Wherever we are, we are always, it seems, in the same place–a place of yearning. Yearning to rest, yearning to work; yearning to be someone better, yearning to do something great. Yearning to be relevant and yearning to be invisible, unburdened. Yearning to finally start, yearning to finish. Yearning to be free and yearning to love. Even in our moments of supreme happiness and contentment, there are flashes of how it could be better if…
Exhibit A: I was lying down on my yoga mat on the terrace, sunbathing as I do every morning now (vitamin D vs COVID-19, people), when I heard the determined singing of a bird. I scanned my mother’s plants, then the spots where my two-year-old niece Nami leaves biscuits for her bird friends; I finally found it perched on our metal sliding door–the little sparrow belting out like it was in a karaoke bar. I don’t know if it sensed a human watching but it stopped singing, glanced at me, and flew off. And I laughed at such snotty behavior. I thought, oh how nice it would be to be a sparrow just fluttering off to wherever, whenever. Think of all the air miles I’d save travelling if I were that bird. Then I thought, how long will a tiny bird like that have to fly to reach, say, Japan or Switzerland? That must be exhausting. So I decided, it’s better to be a big bird, an eagle. That wingspan should cut my travel time by at least half. And then I wondered, what else does an eagle do besides fly and arrive? That must be exhausting, too, and eventually, boring. Plus, birds don’t drink coffee when it rains or wear boots in autumn, two of my favorite things to do.

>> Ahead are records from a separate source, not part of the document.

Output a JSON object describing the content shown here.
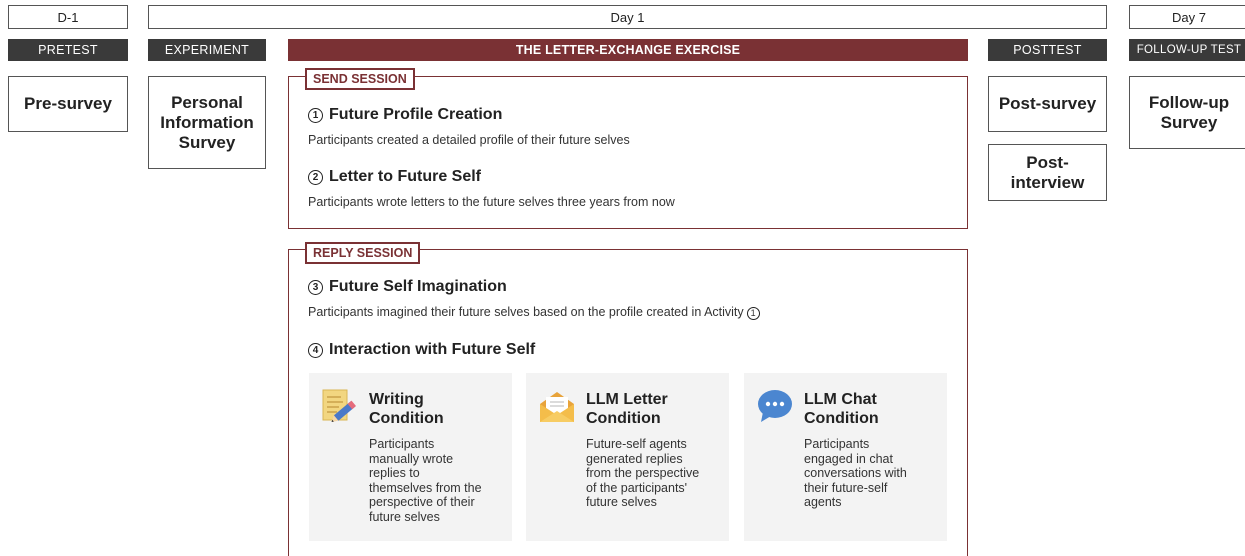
{
  "timeline": {
    "d_minus_1": "D-1",
    "day1": "Day 1",
    "day7": "Day 7"
  },
  "phases": {
    "pretest": "PRETEST",
    "experiment": "EXPERIMENT",
    "exercise": "THE LETTER-EXCHANGE EXERCISE",
    "posttest": "POSTTEST",
    "followup": "FOLLOW-UP TEST"
  },
  "boxes": {
    "pre_survey": "Pre-survey",
    "personal_info_survey": "Personal\nInformation\nSurvey",
    "post_survey": "Post-survey",
    "post_interview": "Post-\ninterview",
    "followup_survey": "Follow-up\nSurvey"
  },
  "send_session": {
    "tag": "SEND SESSION",
    "activity1": {
      "num": "1",
      "title": "Future Profile Creation",
      "desc": "Participants created a detailed profile of their future selves"
    },
    "activity2": {
      "num": "2",
      "title": "Letter to Future Self",
      "desc": "Participants wrote letters to the future selves three years from now"
    }
  },
  "reply_session": {
    "tag": "REPLY SESSION",
    "activity3": {
      "num": "3",
      "title": "Future Self Imagination",
      "desc": "Participants imagined their future selves based on the profile created in Activity",
      "ref_num": "1"
    },
    "activity4": {
      "num": "4",
      "title": "Interaction with Future Self"
    }
  },
  "conditions": [
    {
      "icon": "writing-pencil-icon",
      "title": "Writing\nCondition",
      "desc": "Participants\nmanually wrote\nreplies to\nthemselves from the\nperspective of their\nfuture selves"
    },
    {
      "icon": "envelope-letter-icon",
      "title": "LLM Letter\nCondition",
      "desc": "Future-self agents\ngenerated replies\nfrom the perspective\nof the participants'\nfuture selves"
    },
    {
      "icon": "chat-bubble-icon",
      "title": "LLM Chat\nCondition",
      "desc": "Participants\nengaged in chat\nconversations with\ntheir future-self\nagents"
    }
  ],
  "colors": {
    "accent": "#7a3134",
    "phase_dark": "#3a3a3a",
    "card_bg": "#f3f3f3"
  }
}
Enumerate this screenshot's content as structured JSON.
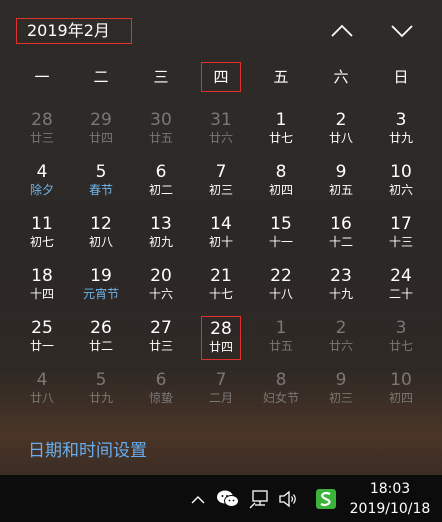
{
  "header": {
    "month_title": "2019年2月"
  },
  "weekdays": [
    "一",
    "二",
    "三",
    "四",
    "五",
    "六",
    "日"
  ],
  "weeks": [
    [
      {
        "day": "28",
        "lunar": "廿三",
        "in_month": false
      },
      {
        "day": "29",
        "lunar": "廿四",
        "in_month": false
      },
      {
        "day": "30",
        "lunar": "廿五",
        "in_month": false
      },
      {
        "day": "31",
        "lunar": "廿六",
        "in_month": false
      },
      {
        "day": "1",
        "lunar": "廿七",
        "in_month": true
      },
      {
        "day": "2",
        "lunar": "廿八",
        "in_month": true
      },
      {
        "day": "3",
        "lunar": "廿九",
        "in_month": true
      }
    ],
    [
      {
        "day": "4",
        "lunar": "除夕",
        "in_month": true,
        "festival": true
      },
      {
        "day": "5",
        "lunar": "春节",
        "in_month": true,
        "festival": true
      },
      {
        "day": "6",
        "lunar": "初二",
        "in_month": true
      },
      {
        "day": "7",
        "lunar": "初三",
        "in_month": true
      },
      {
        "day": "8",
        "lunar": "初四",
        "in_month": true
      },
      {
        "day": "9",
        "lunar": "初五",
        "in_month": true
      },
      {
        "day": "10",
        "lunar": "初六",
        "in_month": true
      }
    ],
    [
      {
        "day": "11",
        "lunar": "初七",
        "in_month": true
      },
      {
        "day": "12",
        "lunar": "初八",
        "in_month": true
      },
      {
        "day": "13",
        "lunar": "初九",
        "in_month": true
      },
      {
        "day": "14",
        "lunar": "初十",
        "in_month": true
      },
      {
        "day": "15",
        "lunar": "十一",
        "in_month": true
      },
      {
        "day": "16",
        "lunar": "十二",
        "in_month": true
      },
      {
        "day": "17",
        "lunar": "十三",
        "in_month": true
      }
    ],
    [
      {
        "day": "18",
        "lunar": "十四",
        "in_month": true
      },
      {
        "day": "19",
        "lunar": "元宵节",
        "in_month": true,
        "festival": true
      },
      {
        "day": "20",
        "lunar": "十六",
        "in_month": true
      },
      {
        "day": "21",
        "lunar": "十七",
        "in_month": true
      },
      {
        "day": "22",
        "lunar": "十八",
        "in_month": true
      },
      {
        "day": "23",
        "lunar": "十九",
        "in_month": true
      },
      {
        "day": "24",
        "lunar": "二十",
        "in_month": true
      }
    ],
    [
      {
        "day": "25",
        "lunar": "廿一",
        "in_month": true
      },
      {
        "day": "26",
        "lunar": "廿二",
        "in_month": true
      },
      {
        "day": "27",
        "lunar": "廿三",
        "in_month": true
      },
      {
        "day": "28",
        "lunar": "廿四",
        "in_month": true,
        "today": true
      },
      {
        "day": "1",
        "lunar": "廿五",
        "in_month": false
      },
      {
        "day": "2",
        "lunar": "廿六",
        "in_month": false
      },
      {
        "day": "3",
        "lunar": "廿七",
        "in_month": false
      }
    ],
    [
      {
        "day": "4",
        "lunar": "廿八",
        "in_month": false
      },
      {
        "day": "5",
        "lunar": "廿九",
        "in_month": false
      },
      {
        "day": "6",
        "lunar": "惊蛰",
        "in_month": false
      },
      {
        "day": "7",
        "lunar": "二月",
        "in_month": false
      },
      {
        "day": "8",
        "lunar": "妇女节",
        "in_month": false
      },
      {
        "day": "9",
        "lunar": "初三",
        "in_month": false
      },
      {
        "day": "10",
        "lunar": "初四",
        "in_month": false
      }
    ]
  ],
  "footer": {
    "settings_link": "日期和时间设置"
  },
  "taskbar": {
    "time": "18:03",
    "date": "2019/10/18",
    "icons": [
      "chevron-up-icon",
      "wechat-icon",
      "network-icon",
      "volume-icon",
      "sogou-ime-icon"
    ]
  },
  "colors": {
    "accent_border": "#e0322a",
    "festival_text": "#6fb4ea",
    "link": "#66aef0",
    "muted_text": "#7b7775"
  }
}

And so I’m back to being a human sprawled on a mat, staring at the sky, thinking weird thoughts before breakfast. I hear a Korean song blasting downstairs, Nami singing along with her garbled lyrics; sisters discussing plans for the day, which really isn’t much when you’re in the middle of a pandemic; parents (mother, mostly) badgering each other about eating food they should not eat. And I am here, wrapped in sunshine, relishing my alone time.
Do I yearn for more than I have right now, in this place? Bien sur. I mean, who doesn’t? There are days when you want more money–loads and loads of it–to give to every relative, friend and stranger in need, and to buy all those beach lots and farms and finally build that cottage. Some days, you want more time–for yourself, for your kids, for your hobbies; time to make memories or make reparations, time to do nothing and everything.
Do I yearn to be more “successful” by the standards we have all imposed on ourselves? Occasionally. There are moments when you think, I could have more, be more, do more. Or I could’ve been this and that, like him or her, if only I had or hadn’t… Maybe I would feel better if I were achieving and becoming. But then if I were someone else in some other place, who’s to say I wouldn’t yearn to be where I am now, sunbathing at 10 a.m., listening to birdsong, writing, collecting my thoughts, knowing that what I do with my day is up to me (there are deadlines, yes, but we can handle that).
Being confined in a space for so long, stuck with our deepest longings, we realize that wherever we find ourselves in life, we take that place of yearning with us. Recognizing this has given me some kind of permission to not be OK with where I am some days; it has also given me immense gratitude to not be where I might have been if life had dealt me worse cards. My biggest and constant yearning now is to not waste my time here, to not be so preoccupied with what could be that I miss what is. I want to live with the purpose God had in mind when He formed me and numbered my days. At the core of all our yearnings, I think, is the desire to be what we were meant to be. The question now is–what is that?